Surgical robot safety
Hopkins' LCSR has long been working on robot safety under the project title "Software System Safety for Medical and Surgical Robotics":
"This project investigates the issue of safety of medical robot systems with the consideration of run-time aspects of component-based software systems. The goal is to improve the safety design process and to facilitate the development of robot systems with the consideration of safety, thereby building safe medical robot systems in a more effective, verifiable, and systematic manner. Our first step is to establish a conceptual framework that can systematically capture and present the design of safety features. The next step is to develop a software framework that can actually implement and realize our approach within component-based robot systems. As validation, we apply our approach and the developed framework to an actual commercial robot system for orthopaedic surgery, called the ROBODOC System.
Safety Design View
A variety of medical and surgical robot systems have been developed in academia and industry and commercial products are actively used in modern operating rooms. However, there is no safety standard that specifically governs the design of medical robot systems. Despite the availability of several safety design guidelines, the absence of a basis or foundation for safety makes it dicult to describe safety designs in a systematic manner, and to share knowledge and experiences on safety with others.

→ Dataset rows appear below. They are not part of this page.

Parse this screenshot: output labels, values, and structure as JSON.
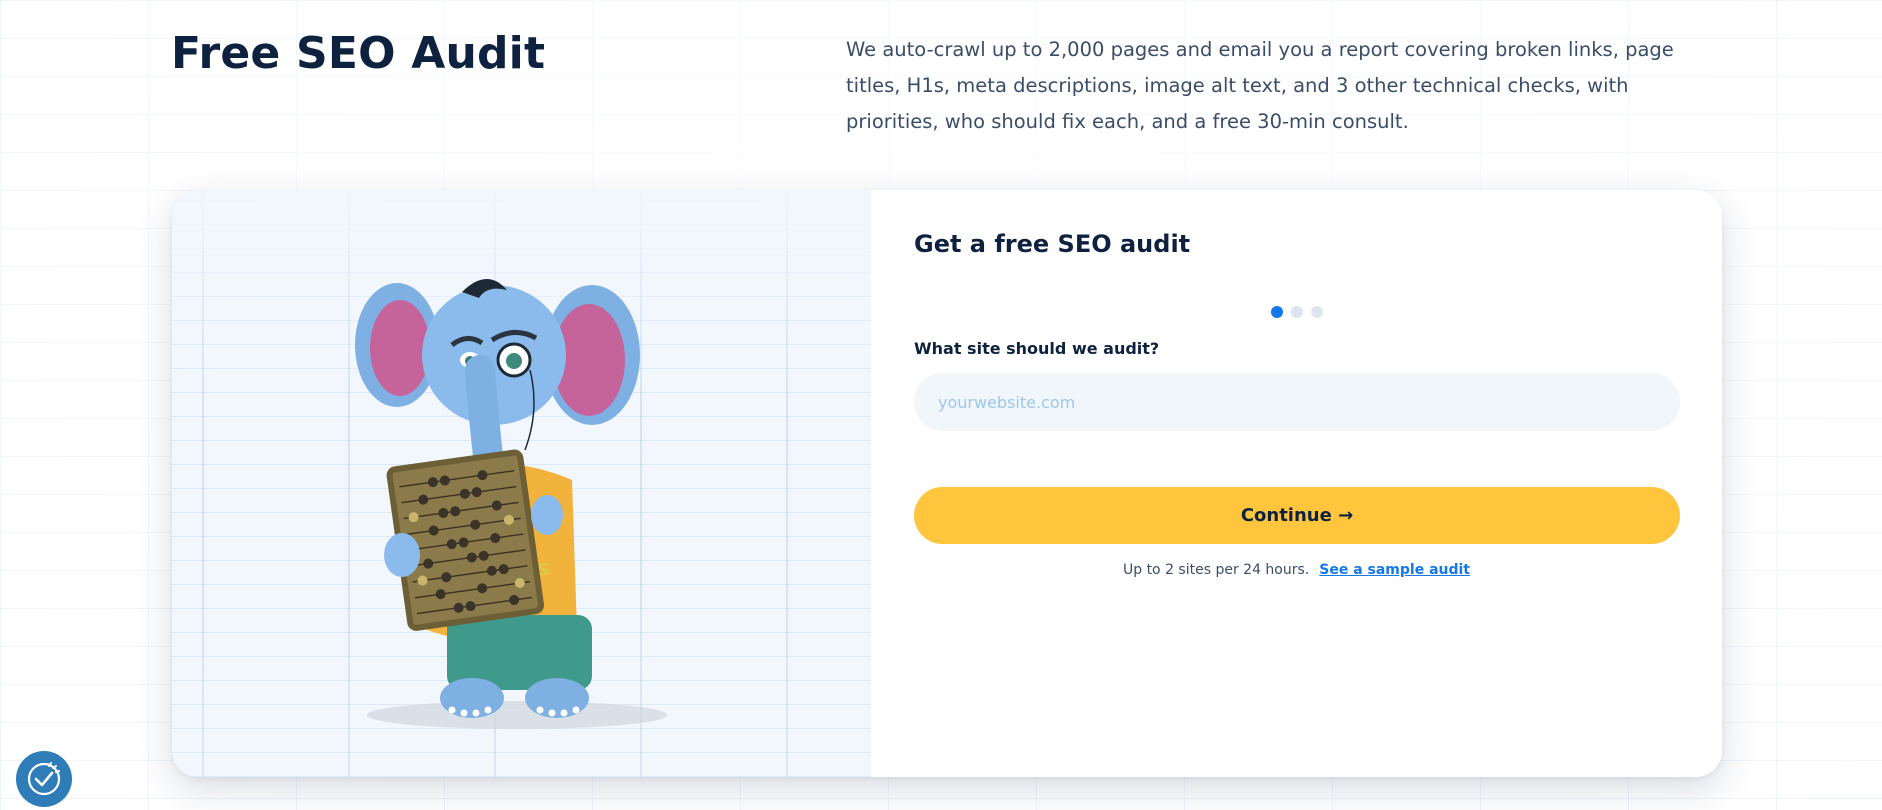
{
  "page": {
    "title": "Free SEO Audit",
    "intro": "We auto-crawl up to 2,000 pages and email you a report covering broken links, page titles, H1s, meta descriptions, image alt text, and 3 other technical checks, with priorities, who should fix each, and a free 30-min consult."
  },
  "form": {
    "title": "Get a free SEO audit",
    "steps": {
      "total": 3,
      "current": 1
    },
    "field_label": "What site should we audit?",
    "input_value": "",
    "input_placeholder": "yourwebsite.com",
    "continue_label": "Continue →",
    "limit_note": "Up to 2 sites per 24 hours.",
    "sample_link": "See a sample audit"
  },
  "icons": {
    "mascot": "elephant-with-abacus-illustration",
    "badge": "checkmark-badge-icon"
  },
  "colors": {
    "primary_text": "#0e2240",
    "accent_blue": "#1479e8",
    "button_yellow": "#fec53d",
    "input_bg": "#f1f6fb",
    "badge_blue": "#2f7db8"
  }
}
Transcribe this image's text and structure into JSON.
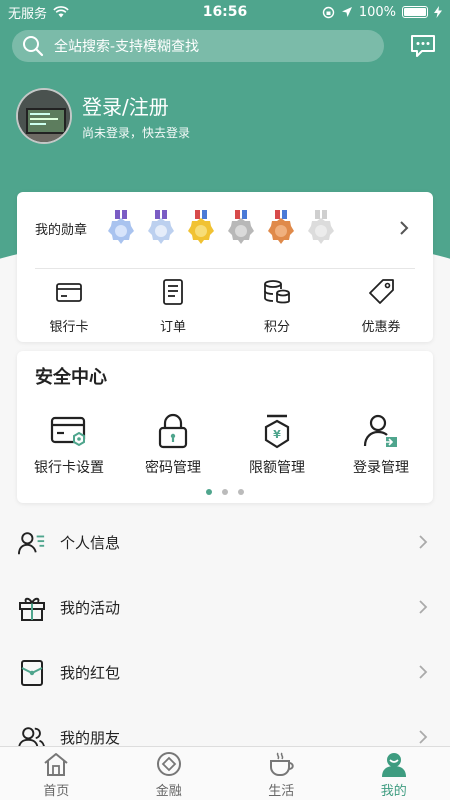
{
  "status_bar": {
    "carrier": "无服务",
    "time": "16:56",
    "battery": "100%"
  },
  "search": {
    "placeholder": "全站搜索-支持模糊查找"
  },
  "profile": {
    "title": "登录/注册",
    "subtitle": "尚未登录，快去登录"
  },
  "medals": {
    "label": "我的勋章",
    "items": [
      {
        "icon": "medal-blue-icon"
      },
      {
        "icon": "medal-lightblue-icon"
      },
      {
        "icon": "medal-gold-icon"
      },
      {
        "icon": "medal-silver-icon"
      },
      {
        "icon": "medal-bronze-icon"
      },
      {
        "icon": "medal-grey-icon"
      }
    ]
  },
  "assets": [
    {
      "label": "银行卡",
      "icon": "bank-card-icon"
    },
    {
      "label": "订单",
      "icon": "order-icon"
    },
    {
      "label": "积分",
      "icon": "points-icon"
    },
    {
      "label": "优惠券",
      "icon": "coupon-icon"
    }
  ],
  "security": {
    "title": "安全中心",
    "items": [
      {
        "label": "银行卡设置",
        "icon": "card-settings-icon"
      },
      {
        "label": "密码管理",
        "icon": "lock-icon"
      },
      {
        "label": "限额管理",
        "icon": "limit-icon"
      },
      {
        "label": "登录管理",
        "icon": "login-manage-icon"
      }
    ],
    "page_count": 3,
    "active_page": 0
  },
  "menu": [
    {
      "label": "个人信息",
      "icon": "user-info-icon"
    },
    {
      "label": "我的活动",
      "icon": "gift-icon"
    },
    {
      "label": "我的红包",
      "icon": "red-packet-icon"
    },
    {
      "label": "我的朋友",
      "icon": "friends-icon"
    }
  ],
  "tabs": [
    {
      "label": "首页",
      "icon": "home-icon"
    },
    {
      "label": "金融",
      "icon": "finance-icon"
    },
    {
      "label": "生活",
      "icon": "life-icon"
    },
    {
      "label": "我的",
      "icon": "profile-icon",
      "active": true
    }
  ],
  "colors": {
    "primary": "#4fa58d",
    "active_tab": "#3e9c80"
  }
}
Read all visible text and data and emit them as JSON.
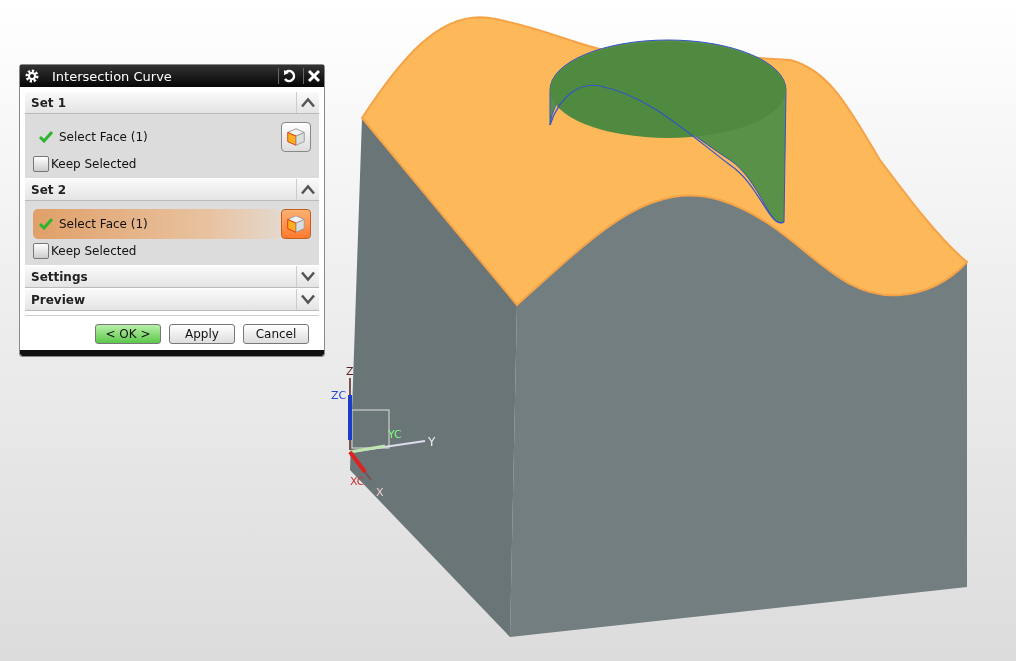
{
  "dialog": {
    "title": "Intersection Curve",
    "groups": [
      {
        "title": "Set 1",
        "expanded": true,
        "select": {
          "label": "Select Face (1)",
          "done": true,
          "selected": false
        },
        "keep": {
          "label": "Keep Selected",
          "checked": false
        }
      },
      {
        "title": "Set 2",
        "expanded": true,
        "select": {
          "label": "Select Face (1)",
          "done": true,
          "selected": true
        },
        "keep": {
          "label": "Keep Selected",
          "checked": false
        }
      },
      {
        "title": "Settings",
        "expanded": false
      },
      {
        "title": "Preview",
        "expanded": false
      }
    ],
    "buttons": [
      {
        "label": "< OK >",
        "kind": "default"
      },
      {
        "label": "Apply",
        "kind": "normal"
      },
      {
        "label": "Cancel",
        "kind": "normal"
      }
    ]
  },
  "triad": {
    "z": "Z",
    "zc": "ZC",
    "y": "Y",
    "yc": "YC",
    "x": "X",
    "xc": "XC"
  }
}
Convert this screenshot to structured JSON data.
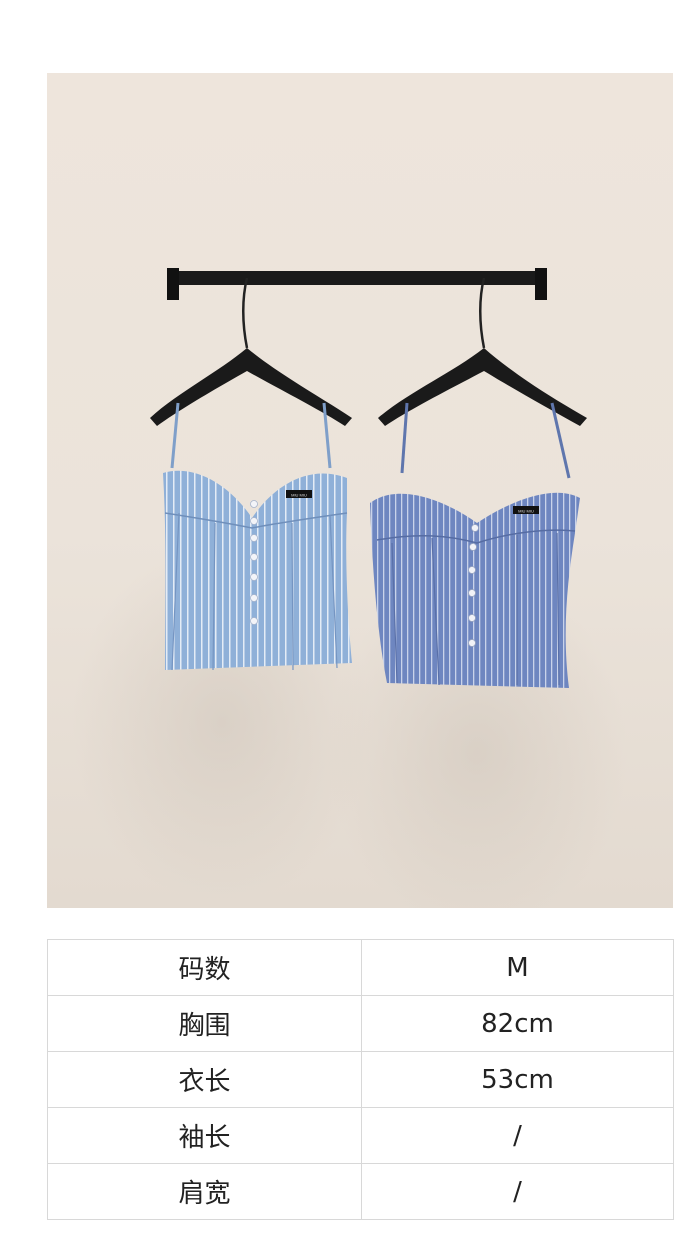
{
  "photo": {
    "logo_text": "MIU MIU"
  },
  "colors": {
    "wall": "#ebe3da",
    "top_left": "#8fb0d8",
    "top_right": "#6e86c0",
    "hanger": "#1a1a1a"
  },
  "spec_table": {
    "rows": [
      {
        "label": "码数",
        "value": "M"
      },
      {
        "label": "胸围",
        "value": "82cm"
      },
      {
        "label": "衣长",
        "value": "53cm"
      },
      {
        "label": "袖长",
        "value": "/"
      },
      {
        "label": "肩宽",
        "value": "/"
      }
    ]
  }
}
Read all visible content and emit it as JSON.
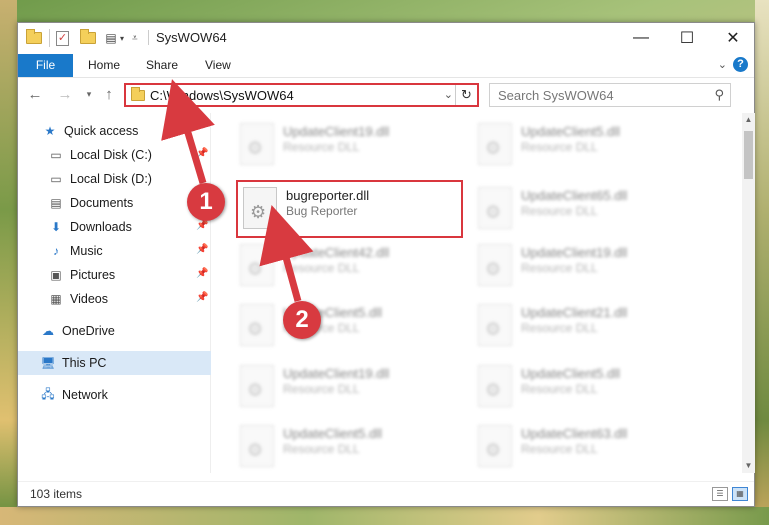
{
  "window": {
    "title": "SysWOW64"
  },
  "ribbon": {
    "tabs": [
      "File",
      "Home",
      "Share",
      "View"
    ],
    "help": "?"
  },
  "address": {
    "path": "C:\\Windows\\SysWOW64"
  },
  "search": {
    "placeholder": "Search SysWOW64"
  },
  "sidebar": {
    "items": [
      {
        "label": "Quick access",
        "icon": "star-icon"
      },
      {
        "label": "Local Disk (C:)",
        "icon": "drive-icon",
        "pinned": true
      },
      {
        "label": "Local Disk (D:)",
        "icon": "drive-icon",
        "pinned": false
      },
      {
        "label": "Documents",
        "icon": "documents-icon",
        "pinned": true
      },
      {
        "label": "Downloads",
        "icon": "download-icon",
        "pinned": true
      },
      {
        "label": "Music",
        "icon": "music-icon",
        "pinned": true
      },
      {
        "label": "Pictures",
        "icon": "pictures-icon",
        "pinned": true
      },
      {
        "label": "Videos",
        "icon": "videos-icon",
        "pinned": true
      },
      {
        "label": "OneDrive",
        "icon": "cloud-icon"
      },
      {
        "label": "This PC",
        "icon": "computer-icon",
        "selected": true
      },
      {
        "label": "Network",
        "icon": "network-icon"
      }
    ]
  },
  "files": [
    {
      "name": "UpdateClient19.dll",
      "desc": "Resource DLL",
      "blurred": true
    },
    {
      "name": "UpdateClient5.dll",
      "desc": "Resource DLL",
      "blurred": true
    },
    {
      "name": "bugreporter.dll",
      "desc": "Bug Reporter",
      "blurred": false
    },
    {
      "name": "UpdateClient65.dll",
      "desc": "Resource DLL",
      "blurred": true
    },
    {
      "name": "UpdateClient42.dll",
      "desc": "Resource DLL",
      "blurred": true
    },
    {
      "name": "UpdateClient19.dll",
      "desc": "Resource DLL",
      "blurred": true
    },
    {
      "name": "UpdateClient5.dll",
      "desc": "Resource DLL",
      "blurred": true
    },
    {
      "name": "UpdateClient21.dll",
      "desc": "Resource DLL",
      "blurred": true
    },
    {
      "name": "UpdateClient19.dll",
      "desc": "Resource DLL",
      "blurred": true
    },
    {
      "name": "UpdateClient5.dll",
      "desc": "Resource DLL",
      "blurred": true
    },
    {
      "name": "UpdateClient5.dll",
      "desc": "Resource DLL",
      "blurred": true
    },
    {
      "name": "UpdateClient63.dll",
      "desc": "Resource DLL",
      "blurred": true
    }
  ],
  "status": {
    "item_count": "103 items"
  },
  "annotations": {
    "badge1": "1",
    "badge2": "2",
    "color": "#d83a40"
  }
}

In the meantime, the scale and complexity of recent medical robot systems have been increasing and this further complicates the effective representation and sharing of safety designs. As an approach to this issue, we propose the Safety Design View, a conceptual framework that can capture and describe both the design-time and run-time characteristics of safety features of medical robot systems in a systematic and structured manner. To illustrate the application of the Safety Design View, we collected a set of frequently used safety features, based on our literature review of safety in the medical robotics domain, and show how we can more effectively describe and understand safety designs of medical robot systems.
As modern medical robot systems are required to perform complex surgical tasks with various sensing and actuation capabilities, it is becoming more important to integrate a variety of sensors, actuators, and control loops into a single system. However, the consideration of nonfunctional properties such as performance and fault tolerance complicates the integration and makes it harder to achieve system safety. In medical robotics, such system issues have not received much attention despite a consensus on the importance of safety within the domain. As our approach to this issue, we present a run-time software environment for safety research on component-based medical robot systems, called the Safety Framework. This framework aims to provide systematic safety methods by decomposing safety features into reusable safety mechanisms and safety specifications. This decomposition enables the accumulation of safety experience and knowledge in a traceable manner, and provides reusable safety design guidelines for designing new medical robot systems."
Source: JHU LCSR